───── Information supplied ─────
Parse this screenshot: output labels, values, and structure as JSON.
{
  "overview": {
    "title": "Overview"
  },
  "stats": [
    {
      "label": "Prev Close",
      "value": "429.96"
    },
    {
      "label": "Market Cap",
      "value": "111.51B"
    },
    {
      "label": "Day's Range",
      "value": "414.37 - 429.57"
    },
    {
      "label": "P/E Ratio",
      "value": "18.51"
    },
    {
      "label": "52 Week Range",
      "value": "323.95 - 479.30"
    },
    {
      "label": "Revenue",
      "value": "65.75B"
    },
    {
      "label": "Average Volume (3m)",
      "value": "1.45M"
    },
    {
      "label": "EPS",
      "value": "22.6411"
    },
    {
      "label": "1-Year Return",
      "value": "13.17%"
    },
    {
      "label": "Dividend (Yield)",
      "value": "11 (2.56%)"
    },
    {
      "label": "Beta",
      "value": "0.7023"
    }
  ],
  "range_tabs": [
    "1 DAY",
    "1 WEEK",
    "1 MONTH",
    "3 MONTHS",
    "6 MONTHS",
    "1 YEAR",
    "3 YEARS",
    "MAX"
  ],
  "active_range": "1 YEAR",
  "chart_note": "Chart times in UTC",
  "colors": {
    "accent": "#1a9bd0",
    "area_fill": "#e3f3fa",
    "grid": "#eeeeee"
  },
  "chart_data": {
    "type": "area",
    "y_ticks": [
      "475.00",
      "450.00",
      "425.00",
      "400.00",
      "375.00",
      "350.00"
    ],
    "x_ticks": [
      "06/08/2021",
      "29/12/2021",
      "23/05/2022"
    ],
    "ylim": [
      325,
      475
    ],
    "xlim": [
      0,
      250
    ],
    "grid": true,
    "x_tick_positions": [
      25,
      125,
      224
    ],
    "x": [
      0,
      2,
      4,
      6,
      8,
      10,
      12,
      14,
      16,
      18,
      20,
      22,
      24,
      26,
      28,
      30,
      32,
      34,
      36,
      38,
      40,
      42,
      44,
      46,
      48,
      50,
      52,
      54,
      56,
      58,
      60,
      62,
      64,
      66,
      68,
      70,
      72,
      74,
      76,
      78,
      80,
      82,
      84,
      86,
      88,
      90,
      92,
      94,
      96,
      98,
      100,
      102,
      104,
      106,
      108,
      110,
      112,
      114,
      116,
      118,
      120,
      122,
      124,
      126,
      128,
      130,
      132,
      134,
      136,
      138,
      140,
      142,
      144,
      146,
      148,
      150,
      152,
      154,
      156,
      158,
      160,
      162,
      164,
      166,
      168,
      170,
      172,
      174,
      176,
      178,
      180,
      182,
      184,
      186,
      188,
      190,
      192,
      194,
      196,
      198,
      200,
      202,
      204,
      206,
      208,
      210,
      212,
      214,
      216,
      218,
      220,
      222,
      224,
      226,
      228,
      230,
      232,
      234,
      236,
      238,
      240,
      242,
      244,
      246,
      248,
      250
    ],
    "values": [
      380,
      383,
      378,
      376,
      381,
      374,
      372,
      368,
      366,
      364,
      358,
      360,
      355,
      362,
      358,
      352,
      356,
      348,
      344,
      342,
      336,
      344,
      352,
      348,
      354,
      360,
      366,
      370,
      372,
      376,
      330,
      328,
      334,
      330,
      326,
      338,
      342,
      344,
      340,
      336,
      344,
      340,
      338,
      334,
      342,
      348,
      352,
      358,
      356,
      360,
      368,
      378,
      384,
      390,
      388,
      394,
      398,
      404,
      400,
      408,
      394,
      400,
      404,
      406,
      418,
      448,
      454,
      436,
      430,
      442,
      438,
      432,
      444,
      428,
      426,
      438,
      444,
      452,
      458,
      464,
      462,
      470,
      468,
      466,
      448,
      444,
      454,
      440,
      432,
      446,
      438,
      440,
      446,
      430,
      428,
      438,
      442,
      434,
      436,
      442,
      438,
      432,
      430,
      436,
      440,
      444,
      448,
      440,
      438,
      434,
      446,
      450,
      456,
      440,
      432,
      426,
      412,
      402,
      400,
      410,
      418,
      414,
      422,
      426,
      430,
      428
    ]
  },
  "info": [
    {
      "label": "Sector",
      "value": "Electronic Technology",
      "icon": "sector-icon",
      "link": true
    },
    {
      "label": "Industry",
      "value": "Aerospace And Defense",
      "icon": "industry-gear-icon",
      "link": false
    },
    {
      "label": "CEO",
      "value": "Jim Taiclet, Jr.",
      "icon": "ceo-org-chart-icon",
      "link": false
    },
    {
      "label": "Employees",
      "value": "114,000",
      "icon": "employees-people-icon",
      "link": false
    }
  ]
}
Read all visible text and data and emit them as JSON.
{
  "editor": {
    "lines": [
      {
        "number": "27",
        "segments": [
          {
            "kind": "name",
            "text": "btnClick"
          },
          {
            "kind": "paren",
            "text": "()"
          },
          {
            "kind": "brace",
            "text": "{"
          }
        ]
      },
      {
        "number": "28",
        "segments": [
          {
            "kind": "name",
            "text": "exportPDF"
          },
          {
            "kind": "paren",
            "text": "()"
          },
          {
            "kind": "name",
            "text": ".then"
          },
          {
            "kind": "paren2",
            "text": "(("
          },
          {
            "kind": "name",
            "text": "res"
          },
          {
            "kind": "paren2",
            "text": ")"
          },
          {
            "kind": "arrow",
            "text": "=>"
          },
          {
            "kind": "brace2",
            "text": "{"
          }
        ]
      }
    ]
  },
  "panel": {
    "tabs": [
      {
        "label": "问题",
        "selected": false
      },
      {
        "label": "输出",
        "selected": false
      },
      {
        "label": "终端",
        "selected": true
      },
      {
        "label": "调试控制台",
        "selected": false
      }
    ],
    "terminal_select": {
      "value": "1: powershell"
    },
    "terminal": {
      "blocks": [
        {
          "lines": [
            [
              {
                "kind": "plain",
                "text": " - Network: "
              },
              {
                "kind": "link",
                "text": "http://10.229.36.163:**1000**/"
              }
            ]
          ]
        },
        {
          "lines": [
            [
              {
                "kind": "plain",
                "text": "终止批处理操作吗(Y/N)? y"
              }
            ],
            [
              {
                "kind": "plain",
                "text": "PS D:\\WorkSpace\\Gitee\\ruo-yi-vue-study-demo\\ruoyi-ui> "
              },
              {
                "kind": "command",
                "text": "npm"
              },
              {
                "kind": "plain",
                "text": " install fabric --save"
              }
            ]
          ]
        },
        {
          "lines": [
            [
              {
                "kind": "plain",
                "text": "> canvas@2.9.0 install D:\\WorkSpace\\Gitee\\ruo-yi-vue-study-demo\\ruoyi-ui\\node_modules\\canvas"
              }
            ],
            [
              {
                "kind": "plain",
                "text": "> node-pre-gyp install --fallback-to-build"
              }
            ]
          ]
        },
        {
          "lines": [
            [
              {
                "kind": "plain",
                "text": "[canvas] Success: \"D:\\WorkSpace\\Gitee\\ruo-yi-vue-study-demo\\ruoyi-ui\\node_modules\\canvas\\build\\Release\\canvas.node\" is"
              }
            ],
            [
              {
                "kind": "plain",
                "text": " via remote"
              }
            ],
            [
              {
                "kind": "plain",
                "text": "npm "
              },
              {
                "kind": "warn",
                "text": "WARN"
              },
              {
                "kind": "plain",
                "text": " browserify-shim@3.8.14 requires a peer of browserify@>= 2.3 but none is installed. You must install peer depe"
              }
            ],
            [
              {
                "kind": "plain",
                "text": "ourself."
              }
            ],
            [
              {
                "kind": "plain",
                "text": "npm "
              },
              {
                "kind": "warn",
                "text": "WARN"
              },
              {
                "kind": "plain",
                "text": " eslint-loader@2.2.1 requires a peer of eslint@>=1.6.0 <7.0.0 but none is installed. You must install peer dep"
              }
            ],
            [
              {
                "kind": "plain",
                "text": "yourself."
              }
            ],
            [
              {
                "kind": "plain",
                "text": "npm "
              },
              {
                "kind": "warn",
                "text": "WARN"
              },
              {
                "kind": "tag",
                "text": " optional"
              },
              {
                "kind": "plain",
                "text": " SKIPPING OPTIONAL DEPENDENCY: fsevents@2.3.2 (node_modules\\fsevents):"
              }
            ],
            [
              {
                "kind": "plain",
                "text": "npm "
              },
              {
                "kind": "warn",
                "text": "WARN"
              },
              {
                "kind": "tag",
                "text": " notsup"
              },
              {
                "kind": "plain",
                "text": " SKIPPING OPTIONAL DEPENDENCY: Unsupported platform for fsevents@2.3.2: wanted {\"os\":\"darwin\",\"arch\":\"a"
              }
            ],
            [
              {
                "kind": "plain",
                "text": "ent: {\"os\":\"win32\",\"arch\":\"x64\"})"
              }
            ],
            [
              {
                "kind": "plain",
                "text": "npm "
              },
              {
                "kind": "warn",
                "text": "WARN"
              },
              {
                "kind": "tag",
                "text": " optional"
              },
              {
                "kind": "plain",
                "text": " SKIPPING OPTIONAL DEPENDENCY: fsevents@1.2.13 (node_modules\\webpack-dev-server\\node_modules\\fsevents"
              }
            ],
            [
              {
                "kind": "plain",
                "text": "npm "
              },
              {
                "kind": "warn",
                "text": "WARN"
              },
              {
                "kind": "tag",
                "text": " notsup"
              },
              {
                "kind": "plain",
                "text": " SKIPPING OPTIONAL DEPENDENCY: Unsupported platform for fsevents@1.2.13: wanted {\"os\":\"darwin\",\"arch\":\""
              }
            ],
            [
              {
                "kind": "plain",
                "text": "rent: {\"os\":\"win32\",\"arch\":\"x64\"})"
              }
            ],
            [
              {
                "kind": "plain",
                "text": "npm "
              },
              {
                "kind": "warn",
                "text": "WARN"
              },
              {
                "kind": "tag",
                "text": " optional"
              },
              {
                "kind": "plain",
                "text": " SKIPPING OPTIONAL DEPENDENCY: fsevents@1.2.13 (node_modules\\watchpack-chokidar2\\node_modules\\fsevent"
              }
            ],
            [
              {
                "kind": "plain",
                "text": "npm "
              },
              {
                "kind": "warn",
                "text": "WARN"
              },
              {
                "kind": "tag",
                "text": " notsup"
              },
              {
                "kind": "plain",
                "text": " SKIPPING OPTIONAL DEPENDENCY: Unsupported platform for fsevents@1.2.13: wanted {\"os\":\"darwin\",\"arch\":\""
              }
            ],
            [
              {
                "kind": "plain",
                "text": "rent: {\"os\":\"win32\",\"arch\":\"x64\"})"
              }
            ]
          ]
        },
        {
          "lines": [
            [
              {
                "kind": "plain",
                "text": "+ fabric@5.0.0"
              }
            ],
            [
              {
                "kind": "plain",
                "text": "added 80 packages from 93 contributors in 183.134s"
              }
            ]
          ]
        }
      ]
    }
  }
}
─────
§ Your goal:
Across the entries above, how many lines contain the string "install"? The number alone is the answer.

§ Exercise answer:
5